Format

Send to

Choose Destination
PLoS One. 2015 May 8;10(5):e0125820. doi: 10.1371/journal.pone.0125820. eCollection 2015.

A Home-Based Educational Intervention Improves Patient Activation Measures and Diabetes Health Indicators among Zuni Indians.

Author information

1
School of Medicine, University of New Mexico Health Sciences Center, Albuquerque, New Mexico, United States of America.
2
Indian Health Services Comprehensive Center in Zuni Pueblo, Zuni, New Mexico, United States of America.

Abstract

INTRODUCTION:

One in three people will be diagnosed with diabetes by 2050, and the proportion will likely be higher among Native Americans. Diabetes control is currently suboptimal in underserved populations despite a plethora of new therapies. Patient empowerment is a key determinant of diabetes control, but such empowerment can be difficult to achieve due to resource limitation and cultural, language and health literacy barriers. We describe a home-based educational intervention using Community Health Representatives (CHRs), leading to improvement in Patient Activation Measures scores and clinical indicators of diabetes control.

METHODS:

Sixty participants with type 2 diabetes (T2D) completed a baseline evaluation including physical exam, Point of Care (POC) testing, and the Patient Activation Measure (PAM) survey. Participants then underwent a one hour group didactic session led by Community Health Representatives (CHRs) who subsequently carried out monthly home-based educational interventions to encourage healthy lifestyles, including diet, exercise, and alcohol and cigarette avoidance until follow up at 6 months, when clinical phenotyping and the PAM survey were repeated.

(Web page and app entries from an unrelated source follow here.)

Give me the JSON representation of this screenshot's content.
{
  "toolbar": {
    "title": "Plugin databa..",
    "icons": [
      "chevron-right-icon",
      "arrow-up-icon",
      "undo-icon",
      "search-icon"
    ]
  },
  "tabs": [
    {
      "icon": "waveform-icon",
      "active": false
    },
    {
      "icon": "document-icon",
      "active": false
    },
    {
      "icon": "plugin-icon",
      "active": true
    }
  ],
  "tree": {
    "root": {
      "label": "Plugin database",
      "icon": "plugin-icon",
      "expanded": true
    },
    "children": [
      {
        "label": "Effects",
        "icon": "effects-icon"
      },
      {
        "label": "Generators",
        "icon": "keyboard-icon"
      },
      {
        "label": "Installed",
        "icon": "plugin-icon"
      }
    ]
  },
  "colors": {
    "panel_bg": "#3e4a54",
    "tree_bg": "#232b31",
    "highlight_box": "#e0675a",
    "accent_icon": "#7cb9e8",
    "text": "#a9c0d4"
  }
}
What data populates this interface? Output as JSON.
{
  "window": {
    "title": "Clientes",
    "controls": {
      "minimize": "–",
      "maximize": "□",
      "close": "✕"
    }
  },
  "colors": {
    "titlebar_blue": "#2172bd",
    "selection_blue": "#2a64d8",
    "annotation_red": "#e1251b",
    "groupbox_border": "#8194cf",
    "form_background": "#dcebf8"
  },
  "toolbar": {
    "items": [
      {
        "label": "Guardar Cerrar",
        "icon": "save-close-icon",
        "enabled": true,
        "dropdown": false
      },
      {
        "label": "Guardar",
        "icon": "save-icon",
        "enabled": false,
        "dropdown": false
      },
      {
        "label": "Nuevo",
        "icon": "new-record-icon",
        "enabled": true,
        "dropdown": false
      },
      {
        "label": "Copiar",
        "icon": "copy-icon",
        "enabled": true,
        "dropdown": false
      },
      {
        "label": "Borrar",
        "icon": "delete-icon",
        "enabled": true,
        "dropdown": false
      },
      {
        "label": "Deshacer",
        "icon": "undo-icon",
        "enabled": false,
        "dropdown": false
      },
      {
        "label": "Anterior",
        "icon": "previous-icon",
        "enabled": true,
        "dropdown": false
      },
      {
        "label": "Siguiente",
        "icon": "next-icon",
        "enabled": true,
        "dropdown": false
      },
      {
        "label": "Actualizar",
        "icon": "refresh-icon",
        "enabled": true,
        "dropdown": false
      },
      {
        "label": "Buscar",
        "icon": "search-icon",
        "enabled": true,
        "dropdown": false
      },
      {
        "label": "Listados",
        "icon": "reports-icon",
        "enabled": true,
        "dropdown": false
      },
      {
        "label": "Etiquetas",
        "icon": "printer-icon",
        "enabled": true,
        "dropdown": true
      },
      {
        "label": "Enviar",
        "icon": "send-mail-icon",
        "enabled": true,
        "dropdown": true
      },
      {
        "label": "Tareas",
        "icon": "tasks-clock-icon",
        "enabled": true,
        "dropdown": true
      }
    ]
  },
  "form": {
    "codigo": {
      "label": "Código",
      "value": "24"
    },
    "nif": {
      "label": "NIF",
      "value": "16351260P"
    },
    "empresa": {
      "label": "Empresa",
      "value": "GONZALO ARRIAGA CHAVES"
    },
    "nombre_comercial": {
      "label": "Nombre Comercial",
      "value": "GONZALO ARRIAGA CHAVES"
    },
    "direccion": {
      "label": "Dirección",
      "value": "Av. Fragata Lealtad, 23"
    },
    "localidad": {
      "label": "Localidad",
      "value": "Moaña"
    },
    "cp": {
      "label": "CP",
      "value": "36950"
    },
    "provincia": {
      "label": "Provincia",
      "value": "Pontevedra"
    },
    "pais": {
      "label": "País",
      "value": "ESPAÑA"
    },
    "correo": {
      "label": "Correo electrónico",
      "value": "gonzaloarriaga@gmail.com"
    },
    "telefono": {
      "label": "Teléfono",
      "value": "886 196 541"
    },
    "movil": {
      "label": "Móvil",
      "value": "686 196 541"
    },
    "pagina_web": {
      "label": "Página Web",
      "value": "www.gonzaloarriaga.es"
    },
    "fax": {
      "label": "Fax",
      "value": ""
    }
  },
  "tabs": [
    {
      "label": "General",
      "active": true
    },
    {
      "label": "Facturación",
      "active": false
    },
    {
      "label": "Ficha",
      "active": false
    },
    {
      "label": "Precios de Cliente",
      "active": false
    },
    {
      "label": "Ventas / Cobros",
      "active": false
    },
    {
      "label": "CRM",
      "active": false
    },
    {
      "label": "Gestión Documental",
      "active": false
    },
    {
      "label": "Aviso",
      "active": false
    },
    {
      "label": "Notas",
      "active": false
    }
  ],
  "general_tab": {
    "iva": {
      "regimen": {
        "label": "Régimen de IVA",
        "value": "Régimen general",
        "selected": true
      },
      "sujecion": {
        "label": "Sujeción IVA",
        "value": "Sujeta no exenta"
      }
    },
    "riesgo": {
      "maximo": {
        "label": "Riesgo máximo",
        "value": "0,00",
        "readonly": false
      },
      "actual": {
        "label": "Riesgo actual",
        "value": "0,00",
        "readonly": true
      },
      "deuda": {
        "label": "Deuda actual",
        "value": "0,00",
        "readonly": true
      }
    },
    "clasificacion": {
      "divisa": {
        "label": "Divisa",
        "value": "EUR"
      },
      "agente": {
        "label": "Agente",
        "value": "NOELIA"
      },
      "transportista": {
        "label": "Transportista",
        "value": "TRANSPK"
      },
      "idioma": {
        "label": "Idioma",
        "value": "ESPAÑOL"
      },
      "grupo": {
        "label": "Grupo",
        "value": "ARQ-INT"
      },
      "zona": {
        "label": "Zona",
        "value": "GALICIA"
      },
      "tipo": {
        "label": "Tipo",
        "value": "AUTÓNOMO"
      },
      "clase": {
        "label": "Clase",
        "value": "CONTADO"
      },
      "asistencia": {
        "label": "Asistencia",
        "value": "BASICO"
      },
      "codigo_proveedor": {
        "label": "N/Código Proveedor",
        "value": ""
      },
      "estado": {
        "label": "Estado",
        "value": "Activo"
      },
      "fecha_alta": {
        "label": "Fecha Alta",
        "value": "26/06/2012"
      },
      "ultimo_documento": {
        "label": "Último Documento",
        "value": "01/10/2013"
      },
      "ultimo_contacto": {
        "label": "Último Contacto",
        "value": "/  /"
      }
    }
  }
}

RESULTS:

PAM scores were increased by at least one level in 35 (58%) participants, while 24 participants who started at higher baseline score did not change. Six months after intervention, mean levels of A1C decreased by 0.7 ± 1.2%; fasting blood glucose decreased by 24.0 ± 38.0 mg/dl; BMI decreased by 1.5 ± 2.1 kg/m2; total cholesterol decreased by 12.0 ± 28.0 mg/dl; and triglycerides decreased by 52.0 ± 71.0 mg/dl. All of these changes were statistically significant (p < 0.05).

CONCLUSION:

This six month, CHR led and community-oriented educational intervention helps inform standards of practice for the management of diabetes, engages diabetic populations in their own care, and reduces health disparities for the underserved population of Zuni Indians.

TRIAL REGISTRATION:

ClinicalTrials.gov NCT02339311.

PMID:
25954817
PMCID:
PMC4425648
DOI:
10.1371/journal.pone.0125820
[Indexed for MEDLINE]
Free PMC Article

Supplemental Content

Full text links

Icon for Public Library of Science Icon for PubMed Central
Loading ...
Support Center